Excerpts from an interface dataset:
+ + + + +

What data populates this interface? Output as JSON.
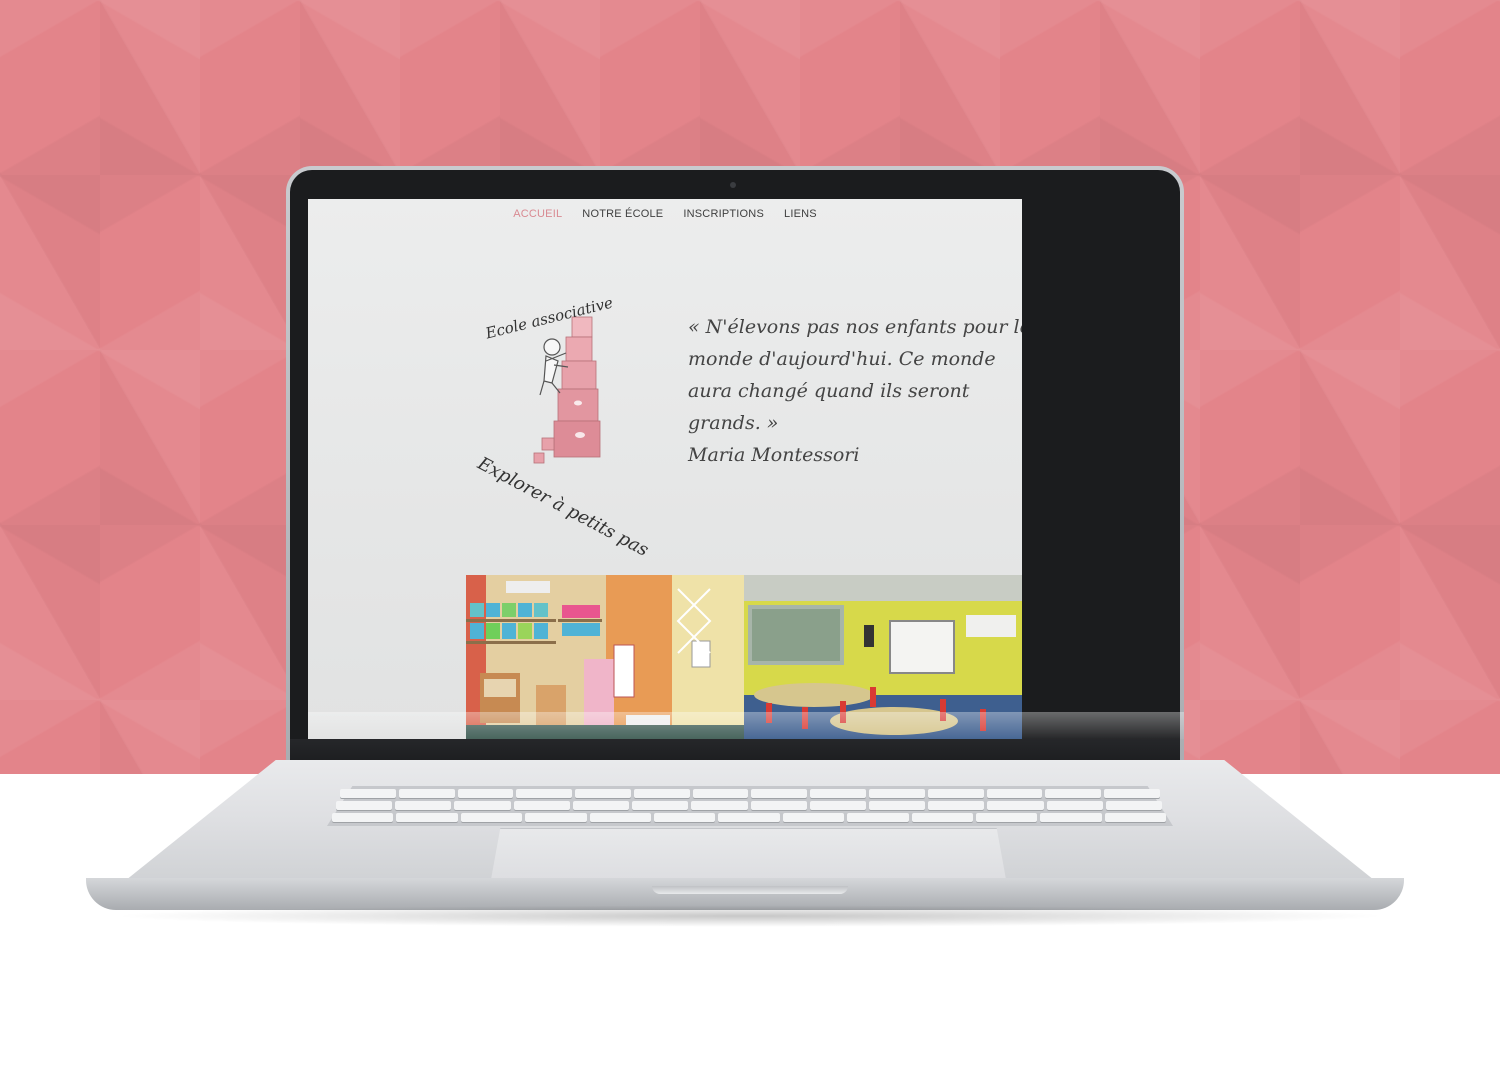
{
  "nav": {
    "items": [
      {
        "label": "ACCUEIL",
        "active": true
      },
      {
        "label": "NOTRE ÉCOLE",
        "active": false
      },
      {
        "label": "INSCRIPTIONS",
        "active": false
      },
      {
        "label": "LIENS",
        "active": false
      }
    ],
    "active_color": "#d98a92"
  },
  "logo": {
    "top_text": "Ecole associative",
    "bottom_text": "Explorer à petits pas"
  },
  "quote": {
    "lines": [
      "« N'élevons pas nos enfants pour le",
      "monde d'aujourd'hui. Ce monde",
      "aura changé quand ils seront",
      "grands. »"
    ],
    "author": "Maria Montessori"
  },
  "colors": {
    "backdrop": "#e3848a",
    "logo_pink": "#e7a1aa"
  },
  "icons": [
    "logo-blocks-icon",
    "child-figure-icon"
  ]
}
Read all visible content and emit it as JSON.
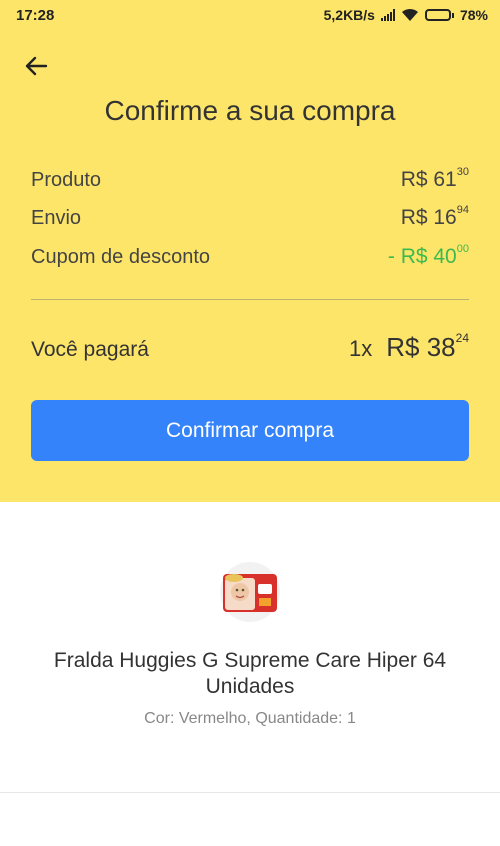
{
  "status_bar": {
    "time": "17:28",
    "network_speed": "5,2KB/s",
    "battery": "78%"
  },
  "header": {
    "back_icon": "arrow-left-icon",
    "title": "Confirme a sua compra"
  },
  "summary": {
    "product_label": "Produto",
    "product_int": "R$ 61",
    "product_cents": "30",
    "shipping_label": "Envio",
    "shipping_int": "R$ 16",
    "shipping_cents": "94",
    "coupon_label": "Cupom de desconto",
    "coupon_int": "- R$ 40",
    "coupon_cents": "00"
  },
  "total": {
    "label": "Você pagará",
    "quantity": "1x",
    "price_int": "R$ 38",
    "price_cents": "24"
  },
  "confirm_button": {
    "label": "Confirmar compra"
  },
  "product": {
    "name": "Fralda Huggies G Supreme Care Hiper 64 Unidades",
    "meta": "Cor: Vermelho, Quantidade: 1",
    "thumb_icon": "diaper-package-image"
  },
  "colors": {
    "background_yellow": "#fde569",
    "button_blue": "#3483fa",
    "discount_green": "#3db94f"
  }
}
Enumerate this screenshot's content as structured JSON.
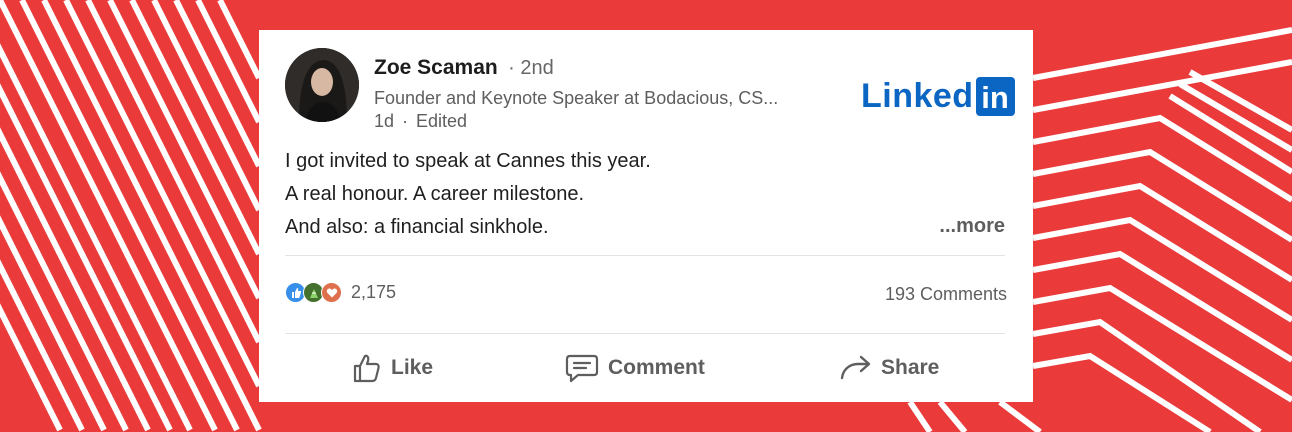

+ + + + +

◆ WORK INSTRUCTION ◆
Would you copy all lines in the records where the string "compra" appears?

◆ ANSWER BOX ◆
    "title": "Confirme a sua compra"
    "label": "Confirmar compra"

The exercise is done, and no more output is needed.